WHAT NEEDS TO BE DONE:
Write out all of the entries below word for word.
<<<<
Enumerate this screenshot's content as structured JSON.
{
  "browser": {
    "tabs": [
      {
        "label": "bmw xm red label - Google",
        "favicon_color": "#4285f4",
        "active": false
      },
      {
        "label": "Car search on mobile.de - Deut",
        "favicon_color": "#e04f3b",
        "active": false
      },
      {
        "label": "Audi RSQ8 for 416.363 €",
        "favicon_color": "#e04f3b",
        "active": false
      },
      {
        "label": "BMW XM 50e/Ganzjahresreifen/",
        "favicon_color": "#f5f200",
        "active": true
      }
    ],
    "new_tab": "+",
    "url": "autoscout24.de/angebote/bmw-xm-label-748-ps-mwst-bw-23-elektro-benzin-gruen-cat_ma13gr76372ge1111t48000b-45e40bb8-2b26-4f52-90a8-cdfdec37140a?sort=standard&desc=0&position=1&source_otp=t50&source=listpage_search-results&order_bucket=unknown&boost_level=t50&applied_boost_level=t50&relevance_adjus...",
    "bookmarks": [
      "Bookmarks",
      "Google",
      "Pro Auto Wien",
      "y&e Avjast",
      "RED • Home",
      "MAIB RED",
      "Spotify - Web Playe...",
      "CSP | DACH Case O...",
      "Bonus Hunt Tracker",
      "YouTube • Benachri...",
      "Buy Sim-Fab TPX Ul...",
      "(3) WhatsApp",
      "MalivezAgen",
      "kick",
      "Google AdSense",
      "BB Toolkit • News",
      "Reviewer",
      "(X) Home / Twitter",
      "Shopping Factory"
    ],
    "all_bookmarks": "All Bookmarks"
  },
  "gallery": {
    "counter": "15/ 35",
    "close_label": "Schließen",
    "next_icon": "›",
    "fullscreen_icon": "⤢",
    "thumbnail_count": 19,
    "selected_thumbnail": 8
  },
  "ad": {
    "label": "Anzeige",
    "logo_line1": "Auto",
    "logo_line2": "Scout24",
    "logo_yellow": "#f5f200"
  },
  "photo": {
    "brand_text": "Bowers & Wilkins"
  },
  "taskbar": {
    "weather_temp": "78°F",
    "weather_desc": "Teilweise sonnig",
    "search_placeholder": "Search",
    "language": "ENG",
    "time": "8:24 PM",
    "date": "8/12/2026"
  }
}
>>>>
ANSWER FOR THE TASK:
Enumerate this screenshot's content as structured JSON.
{
  "browser": {
    "tabs": [
      {
        "label": "bmw xm red label - Google",
        "favicon_color": "#4285f4",
        "active": false
      },
      {
        "label": "Car search on mobile.de - Deut",
        "favicon_color": "#e04f3b",
        "active": false
      },
      {
        "label": "Audi RSQ8 for 416.363 €",
        "favicon_color": "#e04f3b",
        "active": false
      },
      {
        "label": "BMW XM 50e/Ganzjahresreifen/",
        "favicon_color": "#f5f200",
        "active": true
      }
    ],
    "new_tab": "+",
    "url": "autoscout24.de/angebote/bmw-xm-label-748-ps-mwst-bw-23-elektro-benzin-gruen-cat_ma13gr76372ge1111t48000b-45e40bb8-2b26-4f52-90a8-cdfdec37140a?sort=standard&desc=0&position=1&source_otp=t50&source=listpage_search-results&order_bucket=unknown&boost_level=t50&applied_boost_level=t50&relevance_adjus...",
    "bookmarks": [
      "Bookmarks",
      "Google",
      "Pro Auto Wien",
      "y&e Avjast",
      "RED • Home",
      "MAIB RED",
      "Spotify - Web Playe...",
      "CSP | DACH Case O...",
      "Bonus Hunt Tracker",
      "YouTube • Benachri...",
      "Buy Sim-Fab TPX Ul...",
      "(3) WhatsApp",
      "MalivezAgen",
      "kick",
      "Google AdSense",
      "BB Toolkit • News",
      "Reviewer",
      "(X) Home / Twitter",
      "Shopping Factory"
    ],
    "all_bookmarks": "All Bookmarks"
  },
  "gallery": {
    "counter": "15/ 35",
    "close_label": "Schließen",
    "next_icon": "›",
    "fullscreen_icon": "⤢",
    "thumbnail_count": 19,
    "selected_thumbnail": 8
  },
  "ad": {
    "label": "Anzeige",
    "logo_line1": "Auto",
    "logo_line2": "Scout24",
    "logo_yellow": "#f5f200"
  },
  "photo": {
    "brand_text": "Bowers & Wilkins"
  },
  "taskbar": {
    "weather_temp": "78°F",
    "weather_desc": "Teilweise sonnig",
    "search_placeholder": "Search",
    "language": "ENG",
    "time": "8:24 PM",
    "date": "8/12/2026"
  }
}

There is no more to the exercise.